High-potential candidates receive training, on-the-job experience and mentoring through our fast-tracking programmes. We placed 52 candidates (95% black people and 69% black women) in our fast-tracking programme (2021: 64).
We appointed 16 external Paterson D band (middle management) candidates (100% black people and 69% black women) (2021: 25) and 40 internal candidates (80% black people and 38% black women) (2021: 48).
In the Paterson E band (senior management), we appointed one external black candidate (100% black women) and three internal black candidates (2021: two and three respectively). Due to our well-managed succession planning and leadership development process, there is an increase in our internal placement rate.
We advertise opportunities on virtual platforms and career fairs with accredited universities, and engage with disability units at the University of Pretoria, Wits University and North West University to place suitable graduates.
Grootegeluk is committed to achieving employment equity goals not only as a social imperative, but because it also plays an integral part in embracing South Africa's diversity. We recognise the important role women play in mining and we strive to attract more women across all levels of the business. Through the support of the WiM committee and transformational leadership at Grootegeluk, we created an inclusive work environment for women. We have also been deliberate in developing our own internal talent to establish a pipeline that can progress through the various levels – learnerships and PIT programmes, and fast tracking identified employees through specific career pathing and leadership development. We are committed to local employment through broadening the skills base within mine communities.
At the end of 2022, Grootegeluk achieved and exceeded the Mining Charter III HDP targets in all management categories (D band and above) and HDPF targets at middle management (D band) and junior management (C band). Our senior management (E band) HDP representation moved from an actual 25% to 81% while the middle management progressed from 60% to 74%. We are currently at 33% against the HDPF target of 25% for middle management and junior management is at 32% against the target of 30%. The people with disabilities target is also exceeded by moving from an actual of 1.3% to 1.64%.
We are aligning our learning interventions so that employee development improves capabilities through formal studies in traditional programmes and new capabilities support renewable energy, digitalisation and the new world of work.
We also provide university-accredited short courses in competencies to support new capabilities such as automation, neuroscience, change management, data analytics and digital business strategy.
|Formal studies||Total enrolled||Black people||Black women|
|New skills short courses2||44||33||20|
|1||South African universities.|
|2||South African and international universities.|

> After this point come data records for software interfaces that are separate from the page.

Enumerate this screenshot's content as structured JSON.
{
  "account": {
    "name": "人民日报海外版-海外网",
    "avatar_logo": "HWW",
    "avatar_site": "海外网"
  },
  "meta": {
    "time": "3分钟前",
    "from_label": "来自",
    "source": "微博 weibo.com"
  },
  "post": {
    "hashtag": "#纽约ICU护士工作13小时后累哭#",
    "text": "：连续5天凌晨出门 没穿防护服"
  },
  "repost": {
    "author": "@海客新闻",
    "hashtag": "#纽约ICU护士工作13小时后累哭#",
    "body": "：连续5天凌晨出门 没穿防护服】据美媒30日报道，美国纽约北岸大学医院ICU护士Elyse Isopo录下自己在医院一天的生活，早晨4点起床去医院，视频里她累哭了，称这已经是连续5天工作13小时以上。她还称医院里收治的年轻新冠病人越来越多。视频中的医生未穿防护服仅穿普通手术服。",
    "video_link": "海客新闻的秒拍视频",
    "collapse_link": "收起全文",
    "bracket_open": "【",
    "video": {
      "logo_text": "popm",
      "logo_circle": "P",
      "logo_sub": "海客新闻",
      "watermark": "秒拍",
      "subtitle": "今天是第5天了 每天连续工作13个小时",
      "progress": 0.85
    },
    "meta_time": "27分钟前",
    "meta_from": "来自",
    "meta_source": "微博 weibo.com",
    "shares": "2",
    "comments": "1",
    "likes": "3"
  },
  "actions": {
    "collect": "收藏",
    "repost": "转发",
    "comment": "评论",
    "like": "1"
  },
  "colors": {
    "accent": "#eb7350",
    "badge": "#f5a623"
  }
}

We strive to fill vacancies with black people, with specific preference given to black women.
Our human resource and digital value chain teams meet every quarter to keep abreast of technological advances in training. This helps to keep our programmes up to date (including Adapting to 4IR on MyNexxt, Power BI and dashboards, and our data science programme language curriculum). We currently offer classroom-based training, e-learning platforms, simulators, virtual reality, webinars and masterclasses.
Cennergi has started recruiting key skills and will aim to further the objectives of diversity and inclusion in the renewable energy sector.
We will address our out-of-appetite B-BBEE score for spend on bursaries awarded to black people with initiatives that will reach more students who have not already received funding from the National Student Financial Aid Scheme.
In addition, we will focus on finding solutions to recruit qualified black women, particularly in our Lephalale laboursending area where there is a shortage of suitable candidates with engineering qualifications.
Our planned interventions will develop relevant core and functional capabilities for current and future businesses.